Conservation Measures

  • Five Years of Significant Conservation Efforts Leads to Keeping Bi-State Sage Grouse Off Endangered List

    Prior to the Bi-State DPS becoming a candidate species in 2010, a variety of conservation initiatives were put in place to conserve the DPS and its habitat. The most significant initiative was the creation of the Nevada Governor's Sage Grouse Conservation Team in June 2002 who, in cooperation with local stakeholders (i.e., the Bi-State Local Area Working Group (LAWG)), developed the first edition of the Greater Sage Grouse Conservation Plan for the Bi-State area in 2004 to begin a cooperative effort to address threats to the Bi-State DPS and its habitat. The 2004 Action Plan served as the foundation for the conservation of the Bi-State DPS and its habitat. These efforts were later enhanced by both local- and national-level conservation strategies for sage-grouse conservation (including in the Bi-State area) associated with organizations including the Sage Grouse Initiative, and the Bi-State LAWG, the latter of which is specifically focused on Bi-State DPS conservation.

    In December 2011, the Bi-State Executive Oversight Committee (EOC) was formed to leverage collective resources and assemble the best technical support to achieve long-term conservation of the Bi-State DPS and its habitat. The EOC comprises resource agency representatives from the U.S. Fish and Wildlife Service, Bureau of Land Management, U.S. Forest Service, Natural Resources Conservation Service, U.S. Geological survey, Nevada Department of Wildlife, and California Department of Fish and Wildlife. Recognizing that conservation efforts were already underway by this point in time, the EOC directed a Bi-State Technical Advisory Committee (TAC), comprising technical experts/members from each agency, to summarize the conservation actions completed since 2004, and to develop a comprehensive set of strategies, objectives, and actions that would be effective for the long-term conservation of the Bi-State DPS and its habitat. These strategies, objectives, and actions are what comprise the 2012 Bi-State Action Plan (BSAP), which is actively being implemented by the signatory agencies as well as Mono County, California, who is committed to implementing all relevant actions within the county (which harbors the two core populations of the Bi-State DPS). In addition to the development of the BSAP and associated commitments provided by the EOC, the Humboldt-Toiyabe National Forest and the Carson City and Tonopah BLM Offices amended their Land Use Plans to more fully consider the conservation needs of the Bi-State DPS. The proposed rule (78 FR 64358) and the associated Species Report detail these conservation measures.
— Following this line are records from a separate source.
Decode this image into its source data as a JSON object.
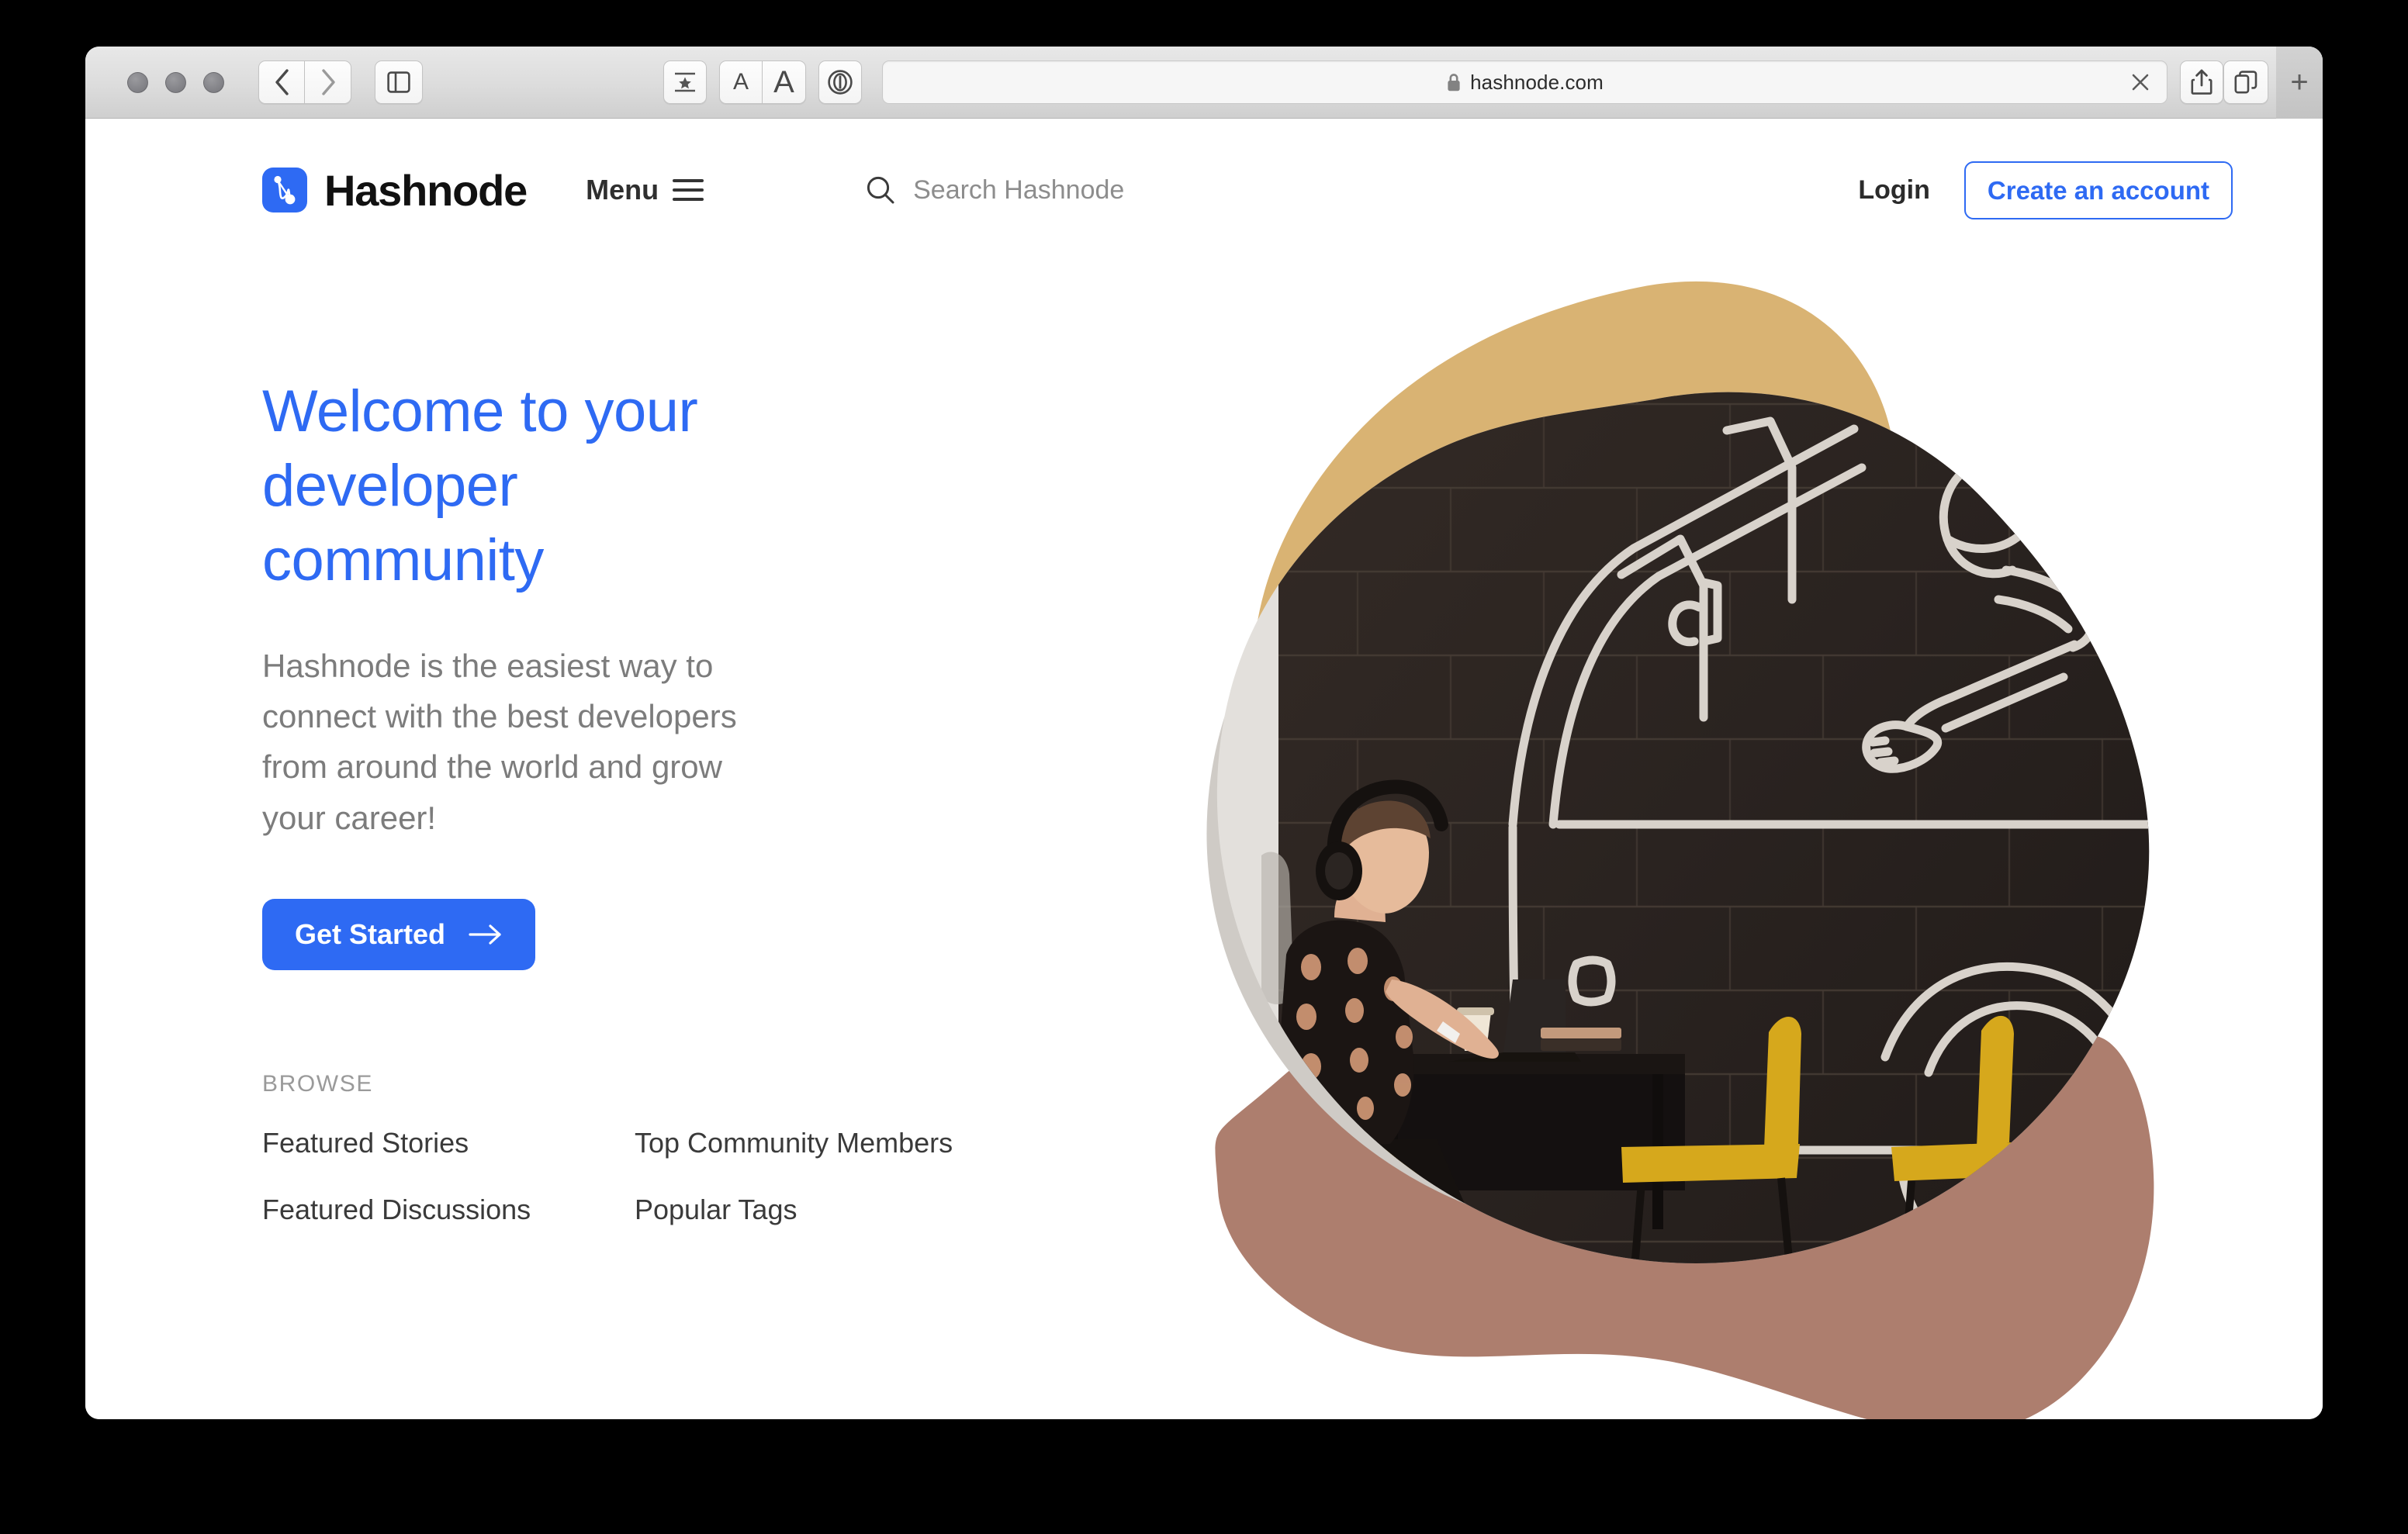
{
  "browser": {
    "url_text": "hashnode.com",
    "lock_icon": "lock-icon",
    "back_icon": "chevron-left-icon",
    "forward_icon": "chevron-right-icon",
    "sidebar_icon": "sidebar-icon",
    "reader_icon": "reader-star-icon",
    "font_smaller_icon": "font-smaller-icon",
    "font_larger_icon": "font-larger-icon",
    "privacy_icon": "privacy-report-icon",
    "stop_icon": "close-icon",
    "share_icon": "share-icon",
    "tabs_icon": "tab-overview-icon",
    "new_tab_icon": "plus-icon"
  },
  "site": {
    "brand_name": "Hashnode",
    "logo_icon": "hashnode-logo-icon",
    "menu_label": "Menu",
    "menu_icon": "hamburger-icon",
    "search": {
      "icon": "search-icon",
      "placeholder": "Search Hashnode"
    },
    "login_label": "Login",
    "signup_label": "Create an account"
  },
  "hero": {
    "title": "Welcome to your developer community",
    "subtitle": "Hashnode is the easiest way to connect with the best developers from around the world and grow your career!",
    "cta_label": "Get Started",
    "cta_icon": "arrow-right-icon"
  },
  "browse": {
    "heading": "BROWSE",
    "links": [
      {
        "label": "Featured Stories"
      },
      {
        "label": "Top Community Members"
      },
      {
        "label": "Featured Discussions"
      },
      {
        "label": "Popular Tags"
      }
    ]
  },
  "colors": {
    "accent_blue": "#2e6af3",
    "blob_gold": "#d9b373",
    "blob_rose": "#ad7e6e",
    "blob_gray": "#cfcbc6",
    "wall_dark": "#2a2320",
    "chair_yellow": "#d6a81c",
    "body_text": "#7c7c7c"
  }
}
    Numerous conservation efforts outlined in the BSAP have already been implemented since the plan was signed between 2012 and the present. Conservation measures, such as (but not limited to) pinyon-juniper removal, establishment of conservation easements for critical brood-rearing habitat, cheatgrass removal, permanent and seasonal closure of roads near leks, removal and marking of fencing, and restoration of riparian/meadow habitat have been occurring over the past decade, are currently occurring, and have been prioritized and placed on the agency's implementation schedules for future implementation. Agencies have committed to remain participants and continue conservation of the DPS and its habitat. The BSAP has sufficient methods (i.e., science advisors, the Conservation Planning Tool, and a Science-based Adaptive Management Strategy) for determining the type and location of the most beneficial conservation actions to be implemented, including continued receipt of new population and threats information in the future that will guide conservation efforts.

    The Service anticipates that the partially completed and future conservation efforts, upon completion, will be effective to remove or reduce threats facing the bi-State DPS. We base this on past project effectiveness within the Bi-State area or within sagebrush habitat areas across the range of the greater sage-grouse, and documented effective methodologies for addressing the threats identified as impacting the Bi-State DPS.